76

What is antigen dependent B cell development?

When a mature B cell is circulating through the peripheral lymphoid tissues until it binds an antigen. Once the B cell encounters specific antigen and receives the appropriate T cell derived signals in the T cell areas of the Lymphoid tissues.

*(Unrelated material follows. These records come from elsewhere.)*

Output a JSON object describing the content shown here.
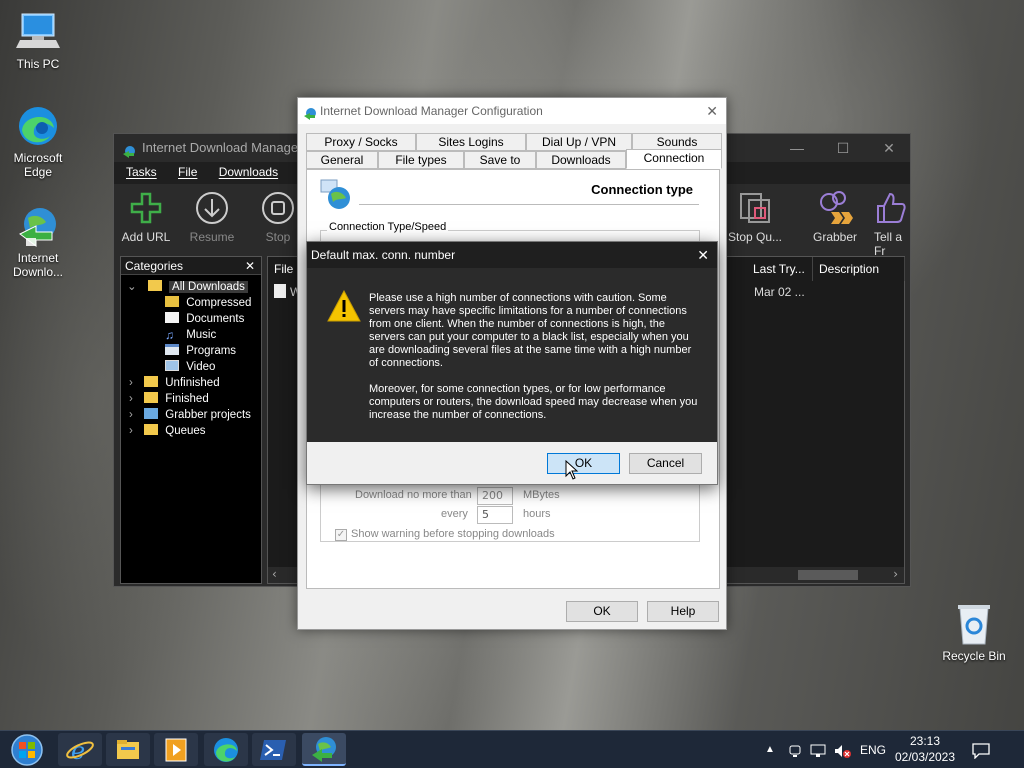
{
  "desktop": {
    "icons": [
      {
        "label": "This PC"
      },
      {
        "label": "Microsoft Edge"
      },
      {
        "label": "Internet Downlo..."
      },
      {
        "label": "Recycle Bin"
      }
    ]
  },
  "main_window": {
    "title": "Internet Download Manager 6",
    "menu": [
      "Tasks",
      "File",
      "Downloads"
    ],
    "toolbar": {
      "add_url": "Add URL",
      "resume": "Resume",
      "stop": "Stop",
      "stop_queue": "Stop Qu...",
      "grabber": "Grabber",
      "tell_friend": "Tell a Fr"
    },
    "categories": {
      "header": "Categories",
      "items": [
        "All Downloads",
        "Compressed",
        "Documents",
        "Music",
        "Programs",
        "Video",
        "Unfinished",
        "Finished",
        "Grabber projects",
        "Queues"
      ]
    },
    "file_list": {
      "columns": [
        "File N",
        "Last Try...",
        "Description"
      ],
      "rows": [
        {
          "name": "W",
          "last_try": "Mar 02 ..."
        }
      ]
    }
  },
  "config_dialog": {
    "title": "Internet Download Manager Configuration",
    "tabs_row1": [
      "Proxy / Socks",
      "Sites Logins",
      "Dial Up / VPN",
      "Sounds"
    ],
    "tabs_row2": [
      "General",
      "File types",
      "Save to",
      "Downloads",
      "Connection"
    ],
    "active_tab": "Connection",
    "section_title": "Connection type",
    "group_label": "Connection Type/Speed",
    "download_limit_label": "Download no more than",
    "download_limit_value": "200",
    "download_limit_unit": "MBytes",
    "every_label": "every",
    "every_value": "5",
    "every_unit": "hours",
    "show_warning_label": "Show warning before stopping downloads",
    "ok": "OK",
    "help": "Help"
  },
  "alert_dialog": {
    "title": "Default max. conn. number",
    "message_1": "Please use a high number of connections with caution. Some servers may have specific limitations for a number of connections from one client. When the number of connections is high, the servers can put your computer to a black list, especially when you are downloading several files at the same time with a high number of connections.",
    "message_2": "Moreover, for some connection types, or for low performance computers or routers, the download speed may decrease when you increase the number of connections.",
    "ok": "OK",
    "cancel": "Cancel"
  },
  "taskbar": {
    "language": "ENG",
    "time": "23:13",
    "date": "02/03/2023"
  },
  "colors": {
    "accent": "#0078d7",
    "ok_focus": "#cce4f7",
    "dark_bg": "#2b2b2b",
    "warning": "#f5c400"
  }
}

The B cell is activated and begins to proliferate.

77

Where does affinity maturation take place?

In Germinal centers where their variable region sundergo somatic mutations.

78

After somatic mutations what happens to activated B cells?

They are stimulated to undergo class switching.

79

What is a plasma cell?

A terminally differentiated B cell whose primary function is to produce antibodies.

80

Where do IgG producing plasma cells migrate?

Where do IgA cells migrate?

To the Bone marrow

IgA cells migrate to the lamina proproa of mucosal surfaces

81

What is a memory B cell ?

A long - lived antigen specific B cell that results from antigenic stimulation of a niave B cell during the primary immune response.

82

What happens when a memory B cell is re-exposed to a specific antigen?

These cells reactivate to differentiate into plasma cells as a component of a secondary immune response.

83

What do mature B cells express on their cell surface?

IgM and IgD surface antigens.

84

What is the first function of the surface immunoglobulin?

Serves as a receptor for a specific antigen: Delivers the 1st activation signal to the B cell following interaction with specific antigen.

85

How does the surface Ig deliver the specific antigen to the interior of the B cell where it is degraded?

Receptor mediated endocytosis. The antigen will then be degraded and combined with a MHC cell surface molecule.

86

What are lymphokines?

Proteins made by cells that affect the behavior of other cells. These proteins bind to specific receptor molecules on their target cells. Lymphokines are cytokines produced by lymphocytes.

87

What is class switching dependent on ?

Helper T interactions with activated B cells.

88

What are the two forms that isotypes of an antibody can be present in?

Membrane form and secreted form.

89

Describe the structure of membrane bound Antibodies?

Monomeric form

90

What cell surface molecules do all niave B cells initially present?

IgM and IgD

91

What anchors membrane bound antibodies to a cell membrane?

The transmembrane domain.

92

What determines wether an antibody will be membrane bound or secreted?

RNA processing yields either a membrane bound or secreted Ab molecule is depicted for the u heavy chain.